Many property owners see the lure of what they think will be “easy money” if they become a new landlord. However, successful new landlords stay focused on being the best business owners possible.
The following are seven essential tips for being a landlord and they are especially useful for brand new landlords:
- Do Your Homework
Rental markets can vary widely from state to state and even from neighborhood to neighborhood. New landlords should learn as much as they can about their chosen rental market to find out average rents as well as laws and common policies for the area.
- Use a State-Specific Standardized Lease
Every state is different in terms of what rules and policies landlords are allowed to enforce. A state-specific lease template can provide a framework for a boilerplate lease used with all tenants. It can be customized to reflect specific policies, but should be well-researched and standardized for all tenants.
- Be Savvy in Your Marketing
There are a range of free ways to advertise properties for rent and for new landlords to connect with new tenants online. Craigslist.com, Postlets.com and social media are just a few. Once tenants give notice, start advertising and showing the property right away to help ensure units never sit vacant for very long.
- Be Friendly but Professional
Treat all applicants and tenants with respect and kindness, but be sure to always maintain a spirit of professionalism. New landlords should understand that getting too personal with tenants could open the door to sliding standards and lost income, so be sure to set appropriate professional boundaries with all renters.
- Set Rules and Enforce Them
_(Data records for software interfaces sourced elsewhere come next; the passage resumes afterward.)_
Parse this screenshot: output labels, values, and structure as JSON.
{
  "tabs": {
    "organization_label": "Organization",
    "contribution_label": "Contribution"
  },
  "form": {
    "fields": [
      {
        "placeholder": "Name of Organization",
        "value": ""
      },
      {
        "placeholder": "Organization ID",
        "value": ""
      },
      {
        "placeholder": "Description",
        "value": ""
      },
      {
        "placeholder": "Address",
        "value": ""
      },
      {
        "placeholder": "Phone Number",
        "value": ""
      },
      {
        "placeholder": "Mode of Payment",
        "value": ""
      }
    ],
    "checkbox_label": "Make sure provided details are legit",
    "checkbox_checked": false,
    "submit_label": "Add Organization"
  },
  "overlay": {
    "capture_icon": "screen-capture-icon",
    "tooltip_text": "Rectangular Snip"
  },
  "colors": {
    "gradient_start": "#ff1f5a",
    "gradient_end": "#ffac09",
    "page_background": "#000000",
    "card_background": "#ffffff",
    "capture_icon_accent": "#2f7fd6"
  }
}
Once policies have been established, they should be maintained and enforced. For example, if a fee is charged for late rent, this policy should be enforced consistently. If it isn’t, the rental due date may not be taken seriously by all tenants.
- Keep Organized Records
A file should be kept on each tenant containing their signed lease and all pertinent information. If any incidents occur related to damaged property or missed rental payments, all aspects of the issue should be well documented for a possible court case down the road.
- Screen and Verify
Just because an applicant puts it on an application, that doesn’t mean it’s true. All information provided should be double-checked and verified. Professional tenant screening should be used to check for credit problems, eviction history and a criminal record.
Being a landlord can be rewarding, but novice landlords often face a big learning curve. New landlords can use these seven tips to help increase their odds of success.